- [Work required] In how many lines of the records does the string "passe" appear? State only the number.

Dataset rows for apps and sites:
_ _ _
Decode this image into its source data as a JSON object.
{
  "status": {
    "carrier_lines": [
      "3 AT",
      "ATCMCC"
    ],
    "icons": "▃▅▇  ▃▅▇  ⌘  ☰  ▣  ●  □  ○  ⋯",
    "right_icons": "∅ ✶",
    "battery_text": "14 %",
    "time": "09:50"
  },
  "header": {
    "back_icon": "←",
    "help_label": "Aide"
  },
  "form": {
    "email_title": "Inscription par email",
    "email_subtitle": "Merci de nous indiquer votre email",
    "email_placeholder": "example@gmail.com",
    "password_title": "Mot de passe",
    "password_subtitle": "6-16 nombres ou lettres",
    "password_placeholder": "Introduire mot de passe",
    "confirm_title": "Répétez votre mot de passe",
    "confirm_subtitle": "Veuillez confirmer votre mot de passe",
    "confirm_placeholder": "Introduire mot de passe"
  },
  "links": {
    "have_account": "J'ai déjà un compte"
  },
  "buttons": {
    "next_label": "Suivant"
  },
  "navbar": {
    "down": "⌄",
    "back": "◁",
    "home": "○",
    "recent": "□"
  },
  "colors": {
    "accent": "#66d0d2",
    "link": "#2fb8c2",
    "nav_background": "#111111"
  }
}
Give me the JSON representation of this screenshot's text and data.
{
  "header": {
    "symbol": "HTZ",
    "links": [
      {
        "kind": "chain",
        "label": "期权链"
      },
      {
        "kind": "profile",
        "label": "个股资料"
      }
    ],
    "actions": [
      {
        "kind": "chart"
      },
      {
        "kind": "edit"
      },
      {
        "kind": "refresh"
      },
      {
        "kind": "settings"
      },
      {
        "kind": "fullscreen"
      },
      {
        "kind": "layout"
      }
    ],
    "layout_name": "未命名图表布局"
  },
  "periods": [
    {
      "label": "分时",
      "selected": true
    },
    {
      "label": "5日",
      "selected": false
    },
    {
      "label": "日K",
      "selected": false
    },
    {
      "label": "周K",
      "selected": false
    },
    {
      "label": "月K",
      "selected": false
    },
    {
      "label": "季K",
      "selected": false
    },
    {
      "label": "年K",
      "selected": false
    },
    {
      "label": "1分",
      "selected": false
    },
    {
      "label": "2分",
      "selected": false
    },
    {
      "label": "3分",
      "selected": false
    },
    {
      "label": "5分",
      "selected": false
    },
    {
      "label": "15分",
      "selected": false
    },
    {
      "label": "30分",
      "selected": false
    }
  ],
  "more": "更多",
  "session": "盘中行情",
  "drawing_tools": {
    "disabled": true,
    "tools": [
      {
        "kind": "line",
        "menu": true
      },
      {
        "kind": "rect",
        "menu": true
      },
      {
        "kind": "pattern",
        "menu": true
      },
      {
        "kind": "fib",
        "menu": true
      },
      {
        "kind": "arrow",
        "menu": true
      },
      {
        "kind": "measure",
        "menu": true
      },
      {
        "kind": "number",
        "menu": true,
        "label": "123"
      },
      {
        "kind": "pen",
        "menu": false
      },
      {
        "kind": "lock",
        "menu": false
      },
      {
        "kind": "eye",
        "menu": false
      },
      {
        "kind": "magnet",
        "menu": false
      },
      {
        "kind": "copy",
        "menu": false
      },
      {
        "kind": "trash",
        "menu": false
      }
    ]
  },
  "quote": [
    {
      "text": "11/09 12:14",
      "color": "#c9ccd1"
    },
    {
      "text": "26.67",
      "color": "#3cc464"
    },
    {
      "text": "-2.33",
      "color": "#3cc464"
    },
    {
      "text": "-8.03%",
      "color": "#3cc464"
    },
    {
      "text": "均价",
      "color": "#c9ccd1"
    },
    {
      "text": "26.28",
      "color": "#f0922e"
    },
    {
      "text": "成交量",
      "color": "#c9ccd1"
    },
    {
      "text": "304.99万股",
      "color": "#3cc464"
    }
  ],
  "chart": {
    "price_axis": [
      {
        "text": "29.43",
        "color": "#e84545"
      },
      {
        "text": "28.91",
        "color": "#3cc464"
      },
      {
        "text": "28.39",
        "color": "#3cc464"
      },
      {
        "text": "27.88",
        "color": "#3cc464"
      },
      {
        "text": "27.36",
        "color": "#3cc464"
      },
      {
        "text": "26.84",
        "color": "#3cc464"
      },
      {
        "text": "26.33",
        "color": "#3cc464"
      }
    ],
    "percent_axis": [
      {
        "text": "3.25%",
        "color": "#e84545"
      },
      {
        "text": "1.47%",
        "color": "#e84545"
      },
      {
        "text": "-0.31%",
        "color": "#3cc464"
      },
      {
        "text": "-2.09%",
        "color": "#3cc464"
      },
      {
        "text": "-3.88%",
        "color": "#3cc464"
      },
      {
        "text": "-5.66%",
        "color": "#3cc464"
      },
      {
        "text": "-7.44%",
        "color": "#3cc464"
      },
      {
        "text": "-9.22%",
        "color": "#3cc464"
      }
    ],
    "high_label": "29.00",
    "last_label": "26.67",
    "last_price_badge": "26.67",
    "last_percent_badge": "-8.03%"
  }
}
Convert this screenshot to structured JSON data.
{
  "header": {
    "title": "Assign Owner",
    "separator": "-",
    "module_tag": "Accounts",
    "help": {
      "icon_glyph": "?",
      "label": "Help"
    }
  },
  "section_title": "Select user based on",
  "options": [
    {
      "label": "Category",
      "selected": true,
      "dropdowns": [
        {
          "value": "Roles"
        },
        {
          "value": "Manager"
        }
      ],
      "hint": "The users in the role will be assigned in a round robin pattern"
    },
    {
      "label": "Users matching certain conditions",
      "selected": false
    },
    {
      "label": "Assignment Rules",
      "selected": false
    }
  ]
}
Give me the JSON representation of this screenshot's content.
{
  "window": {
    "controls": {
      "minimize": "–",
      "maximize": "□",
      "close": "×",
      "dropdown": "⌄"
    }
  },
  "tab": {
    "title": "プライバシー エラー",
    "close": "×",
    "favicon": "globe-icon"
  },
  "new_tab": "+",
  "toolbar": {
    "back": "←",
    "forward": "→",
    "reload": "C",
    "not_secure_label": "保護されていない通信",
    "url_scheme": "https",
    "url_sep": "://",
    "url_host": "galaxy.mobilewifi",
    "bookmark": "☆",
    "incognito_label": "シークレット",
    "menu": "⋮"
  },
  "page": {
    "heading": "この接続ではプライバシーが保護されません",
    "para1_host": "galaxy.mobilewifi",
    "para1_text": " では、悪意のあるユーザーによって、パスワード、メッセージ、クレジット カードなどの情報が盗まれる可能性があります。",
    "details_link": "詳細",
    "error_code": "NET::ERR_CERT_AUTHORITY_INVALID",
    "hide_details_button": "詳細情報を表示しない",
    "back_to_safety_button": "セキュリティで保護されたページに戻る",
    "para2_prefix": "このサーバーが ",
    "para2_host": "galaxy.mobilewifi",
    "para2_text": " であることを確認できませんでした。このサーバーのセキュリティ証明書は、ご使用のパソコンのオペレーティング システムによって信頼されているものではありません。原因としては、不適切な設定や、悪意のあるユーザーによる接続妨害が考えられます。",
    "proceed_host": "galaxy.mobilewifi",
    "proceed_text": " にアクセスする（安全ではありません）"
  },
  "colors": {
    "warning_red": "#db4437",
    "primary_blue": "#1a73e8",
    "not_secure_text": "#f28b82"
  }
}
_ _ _
- [Solution to the exercise] 5